[DATASET]

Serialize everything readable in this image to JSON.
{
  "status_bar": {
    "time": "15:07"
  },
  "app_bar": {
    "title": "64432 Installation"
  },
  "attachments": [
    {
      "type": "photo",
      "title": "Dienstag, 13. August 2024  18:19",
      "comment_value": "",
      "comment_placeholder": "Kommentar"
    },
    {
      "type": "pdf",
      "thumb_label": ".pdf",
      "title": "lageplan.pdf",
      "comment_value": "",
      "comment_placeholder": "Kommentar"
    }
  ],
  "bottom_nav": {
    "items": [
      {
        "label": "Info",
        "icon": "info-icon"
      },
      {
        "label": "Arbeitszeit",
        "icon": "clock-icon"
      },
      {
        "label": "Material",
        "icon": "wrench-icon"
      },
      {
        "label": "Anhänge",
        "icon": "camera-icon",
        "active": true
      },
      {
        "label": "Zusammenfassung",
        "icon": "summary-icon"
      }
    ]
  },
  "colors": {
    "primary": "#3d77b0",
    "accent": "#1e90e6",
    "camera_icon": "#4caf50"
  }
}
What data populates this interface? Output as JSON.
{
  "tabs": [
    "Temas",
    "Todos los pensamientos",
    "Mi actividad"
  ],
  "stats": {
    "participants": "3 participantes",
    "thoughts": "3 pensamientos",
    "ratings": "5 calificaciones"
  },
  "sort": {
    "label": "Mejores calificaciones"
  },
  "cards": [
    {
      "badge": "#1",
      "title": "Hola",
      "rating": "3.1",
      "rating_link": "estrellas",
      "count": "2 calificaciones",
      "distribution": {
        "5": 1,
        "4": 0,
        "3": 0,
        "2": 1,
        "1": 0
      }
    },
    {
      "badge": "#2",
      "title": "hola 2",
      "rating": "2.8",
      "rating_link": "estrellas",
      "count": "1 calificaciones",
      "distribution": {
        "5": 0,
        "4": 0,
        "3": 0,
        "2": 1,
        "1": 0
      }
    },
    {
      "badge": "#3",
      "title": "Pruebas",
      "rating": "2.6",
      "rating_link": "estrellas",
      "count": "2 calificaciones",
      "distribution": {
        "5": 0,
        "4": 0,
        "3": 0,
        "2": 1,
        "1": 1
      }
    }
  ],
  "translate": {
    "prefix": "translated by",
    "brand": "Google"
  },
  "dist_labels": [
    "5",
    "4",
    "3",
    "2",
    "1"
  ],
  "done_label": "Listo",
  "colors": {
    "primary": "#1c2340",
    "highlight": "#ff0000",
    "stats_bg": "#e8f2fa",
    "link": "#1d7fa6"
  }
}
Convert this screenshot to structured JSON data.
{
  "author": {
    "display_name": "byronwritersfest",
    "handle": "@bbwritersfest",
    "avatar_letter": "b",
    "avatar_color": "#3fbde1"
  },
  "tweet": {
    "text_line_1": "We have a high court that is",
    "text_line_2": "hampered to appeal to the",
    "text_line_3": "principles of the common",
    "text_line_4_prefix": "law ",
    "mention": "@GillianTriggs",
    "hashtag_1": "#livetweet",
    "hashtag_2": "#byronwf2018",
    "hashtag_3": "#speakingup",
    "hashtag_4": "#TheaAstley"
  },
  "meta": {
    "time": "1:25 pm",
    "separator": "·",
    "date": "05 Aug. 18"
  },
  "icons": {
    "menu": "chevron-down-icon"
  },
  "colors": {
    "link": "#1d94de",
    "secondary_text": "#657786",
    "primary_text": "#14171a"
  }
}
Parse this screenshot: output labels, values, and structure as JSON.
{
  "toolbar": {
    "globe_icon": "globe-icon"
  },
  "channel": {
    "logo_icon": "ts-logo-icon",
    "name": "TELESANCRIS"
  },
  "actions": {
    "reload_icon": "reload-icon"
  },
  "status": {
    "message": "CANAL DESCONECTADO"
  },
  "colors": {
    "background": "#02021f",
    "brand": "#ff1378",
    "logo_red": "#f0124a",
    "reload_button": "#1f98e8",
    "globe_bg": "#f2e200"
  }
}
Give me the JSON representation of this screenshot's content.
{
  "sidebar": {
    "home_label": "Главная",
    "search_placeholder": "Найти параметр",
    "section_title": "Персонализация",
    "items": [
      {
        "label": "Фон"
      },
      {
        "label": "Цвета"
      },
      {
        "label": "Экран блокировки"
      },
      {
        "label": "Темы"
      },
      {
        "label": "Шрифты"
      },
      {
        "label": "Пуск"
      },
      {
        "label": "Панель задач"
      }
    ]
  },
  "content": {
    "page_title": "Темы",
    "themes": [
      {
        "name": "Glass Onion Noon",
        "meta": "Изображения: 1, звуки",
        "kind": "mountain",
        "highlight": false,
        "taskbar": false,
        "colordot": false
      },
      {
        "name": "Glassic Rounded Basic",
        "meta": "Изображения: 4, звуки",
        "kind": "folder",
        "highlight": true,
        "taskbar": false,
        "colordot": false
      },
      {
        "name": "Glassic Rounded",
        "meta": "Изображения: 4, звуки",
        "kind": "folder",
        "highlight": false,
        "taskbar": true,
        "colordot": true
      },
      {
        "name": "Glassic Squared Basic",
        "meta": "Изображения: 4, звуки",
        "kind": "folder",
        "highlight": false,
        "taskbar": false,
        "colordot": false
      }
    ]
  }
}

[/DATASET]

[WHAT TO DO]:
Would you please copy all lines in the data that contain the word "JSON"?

[ANSWER SPACE]:
Serialize everything readable in this image to JSON.
What data populates this interface? Output as JSON.
Convert this screenshot to structured JSON data.
Parse this screenshot: output labels, values, and structure as JSON.
Give me the JSON representation of this screenshot's content.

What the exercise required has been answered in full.